Open water swimming can present more challenges than just a regular swim in the pool. It's important to modify your technique and training to help you work with the many obstacles that come with swimming in currents and choppy water.
Steve Munatones is a swim coach and owner of openwatersource.com. He spends his days swimming and coaching open water swimming and knows just about everything there is to know about the sport and how to be successful in it.
If you're transitioning from the pool to open water, his open water swimming tips are a great place to start.
Focus on a Balanced Body
In open water, your environment is going to be anything but balanced. There are currents, waves and choppy waters so you need balance and to have a nice even stroke.

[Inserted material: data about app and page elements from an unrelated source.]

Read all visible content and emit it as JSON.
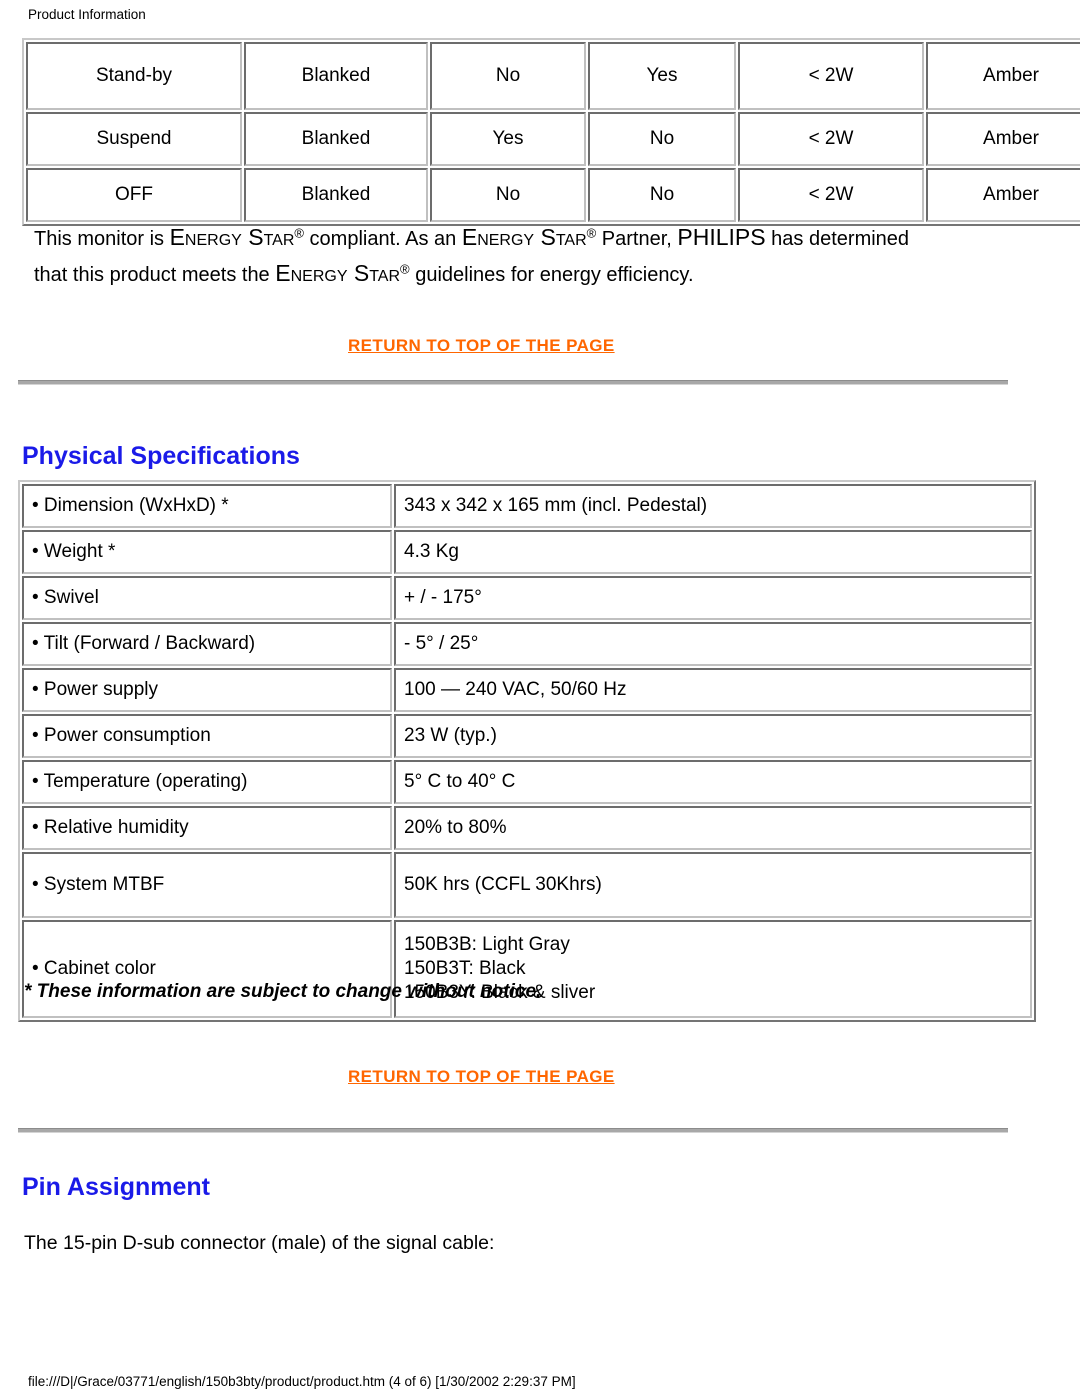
{
  "header": {
    "title": "Product Information"
  },
  "power_table": {
    "rows": [
      {
        "mode": "Stand-by",
        "video": "Blanked",
        "hsync": "No",
        "vsync": "Yes",
        "power": "< 2W",
        "led": "Amber"
      },
      {
        "mode": "Suspend",
        "video": "Blanked",
        "hsync": "Yes",
        "vsync": "No",
        "power": "< 2W",
        "led": "Amber"
      },
      {
        "mode": "OFF",
        "video": "Blanked",
        "hsync": "No",
        "vsync": "No",
        "power": "< 2W",
        "led": "Amber"
      }
    ]
  },
  "energy_star": {
    "seg1": "This monitor is ",
    "brand1": "Energy Star",
    "seg2": " compliant. As an ",
    "brand2": "Energy Star",
    "seg3": " Partner, ",
    "company": "PHILIPS",
    "seg4": " has determined that this product meets the ",
    "brand3": "Energy Star",
    "seg5": " guidelines for energy efficiency.",
    "registered_mark": "®"
  },
  "links": {
    "return_to_top": "RETURN TO TOP OF THE PAGE"
  },
  "sections": {
    "physical_specifications": "Physical Specifications",
    "pin_assignment": "Pin Assignment"
  },
  "spec_table": {
    "rows": [
      {
        "label": "• Dimension (WxHxD) *",
        "value": "343 x 342 x 165 mm (incl. Pedestal)"
      },
      {
        "label": "• Weight *",
        "value": "4.3 Kg"
      },
      {
        "label": "• Swivel",
        "value": "+ / - 175°"
      },
      {
        "label": "• Tilt (Forward / Backward)",
        "value": "- 5° / 25°"
      },
      {
        "label": "• Power supply",
        "value": "100 — 240 VAC, 50/60 Hz"
      },
      {
        "label": "• Power consumption",
        "value": "23 W (typ.)"
      },
      {
        "label": "• Temperature (operating)",
        "value": "5° C to 40° C"
      },
      {
        "label": "• Relative humidity",
        "value": "20% to 80%"
      },
      {
        "label": "• System MTBF",
        "value": "50K hrs (CCFL 30Khrs)"
      }
    ],
    "cabinet_row": {
      "label": "• Cabinet color",
      "value_lines": [
        "150B3B: Light Gray",
        "150B3T: Black",
        "150B3Y: Black & sliver"
      ]
    }
  },
  "footnote": "* These information are subject to change without notice.",
  "pin_description": "The 15-pin D-sub connector (male) of the signal cable:",
  "footer": {
    "path": "file:///D|/Grace/03771/english/150b3bty/product/product.htm (4 of 6) [1/30/2002 2:29:37 PM]"
  },
  "colors": {
    "heading_blue": "#1a1ae8",
    "link_orange": "#ff6600",
    "text_black": "#000000",
    "page_background": "#ffffff"
  }
}
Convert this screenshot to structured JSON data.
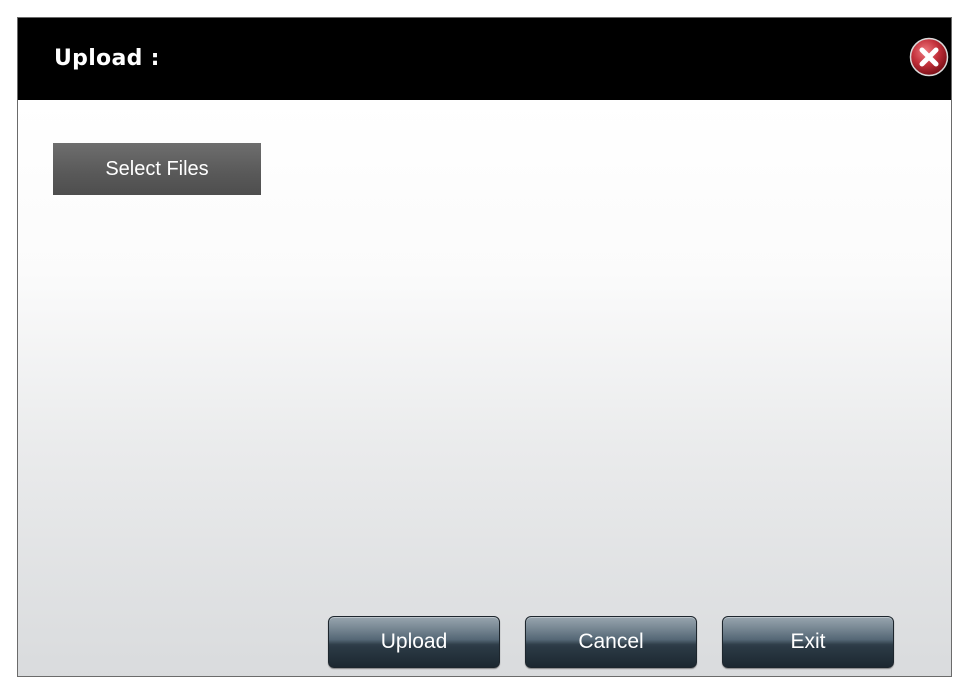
{
  "dialog": {
    "title": "Upload :",
    "close_icon": "close-x-icon",
    "title_bar_color": "#000000",
    "close_icon_color": "#c2303a"
  },
  "main": {
    "select_files_label": "Select Files"
  },
  "footer": {
    "upload_label": "Upload",
    "cancel_label": "Cancel",
    "exit_label": "Exit"
  }
}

"The most difficult thing for most new swimmers to do is to swim straight in the open water. This means that your propulsion from both your right arm and left should be equal," Munatones says. "While bilateral breathing is not an absolute requirement, it does help create a balanced stroke that enables you to swim straight when there are no lines, lanes or walls."

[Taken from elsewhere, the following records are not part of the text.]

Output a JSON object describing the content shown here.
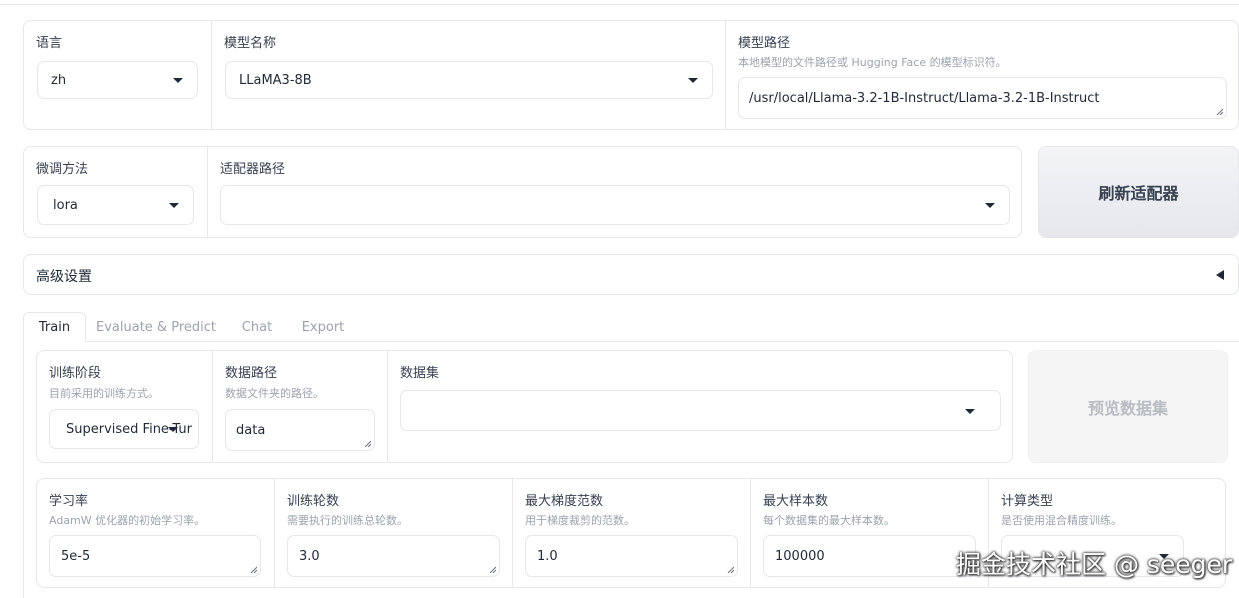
{
  "language": {
    "label": "语言",
    "value": "zh"
  },
  "model_name": {
    "label": "模型名称",
    "value": "LLaMA3-8B"
  },
  "model_path": {
    "label": "模型路径",
    "hint": "本地模型的文件路径或 Hugging Face 的模型标识符。",
    "value": "/usr/local/Llama-3.2-1B-Instruct/Llama-3.2-1B-Instruct"
  },
  "finetune_method": {
    "label": "微调方法",
    "value": "lora"
  },
  "adapter_path": {
    "label": "适配器路径",
    "value": ""
  },
  "refresh_button": "刷新适配器",
  "advanced": {
    "title": "高级设置"
  },
  "tabs": [
    "Train",
    "Evaluate & Predict",
    "Chat",
    "Export"
  ],
  "train": {
    "stage": {
      "label": "训练阶段",
      "hint": "目前采用的训练方式。",
      "value": "Supervised Fine-Tur"
    },
    "dataset_dir": {
      "label": "数据路径",
      "hint": "数据文件夹的路径。",
      "value": "data"
    },
    "dataset": {
      "label": "数据集",
      "value": ""
    },
    "preview_button": "预览数据集",
    "learning_rate": {
      "label": "学习率",
      "hint": "AdamW 优化器的初始学习率。",
      "value": "5e-5"
    },
    "epochs": {
      "label": "训练轮数",
      "hint": "需要执行的训练总轮数。",
      "value": "3.0"
    },
    "max_grad_norm": {
      "label": "最大梯度范数",
      "hint": "用于梯度裁剪的范数。",
      "value": "1.0"
    },
    "max_samples": {
      "label": "最大样本数",
      "hint": "每个数据集的最大样本数。",
      "value": "100000"
    },
    "compute_type": {
      "label": "计算类型",
      "hint": "是否使用混合精度训练。",
      "value": ""
    }
  },
  "watermark": "掘金技术社区 @ seeger"
}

Munatones also cautions against the crossover kick many swimmers seem to develop. It causes swimmers to veer to the right or the left, wasting energy in open water.
To avoid this, pay attention to your kick as you practice in the pool and work to make it even. Focus on preventing your legs from crossing over one another as you rotate to breathe.

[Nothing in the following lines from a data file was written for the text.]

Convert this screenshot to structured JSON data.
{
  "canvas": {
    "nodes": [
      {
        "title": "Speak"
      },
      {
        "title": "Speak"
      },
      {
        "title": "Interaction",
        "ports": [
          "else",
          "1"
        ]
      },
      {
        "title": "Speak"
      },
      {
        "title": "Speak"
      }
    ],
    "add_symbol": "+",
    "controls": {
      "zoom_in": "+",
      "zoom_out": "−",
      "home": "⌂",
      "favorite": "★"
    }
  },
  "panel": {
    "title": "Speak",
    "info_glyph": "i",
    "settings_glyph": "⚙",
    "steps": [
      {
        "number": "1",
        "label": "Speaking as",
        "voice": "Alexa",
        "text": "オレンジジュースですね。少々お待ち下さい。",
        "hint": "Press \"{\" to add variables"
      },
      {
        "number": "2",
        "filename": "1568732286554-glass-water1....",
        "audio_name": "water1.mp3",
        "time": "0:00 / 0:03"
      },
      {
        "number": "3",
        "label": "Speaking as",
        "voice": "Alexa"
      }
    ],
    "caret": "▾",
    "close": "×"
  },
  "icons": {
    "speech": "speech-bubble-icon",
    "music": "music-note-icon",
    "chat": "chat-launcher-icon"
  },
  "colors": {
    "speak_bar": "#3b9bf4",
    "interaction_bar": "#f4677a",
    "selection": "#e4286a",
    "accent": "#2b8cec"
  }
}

Keep a Look Out
While a head-down stroke is great in the pool, open water swimming doesn't allow for the same visibility. Modify your stroke in order to see where you're going and keep an eye on those around you in races.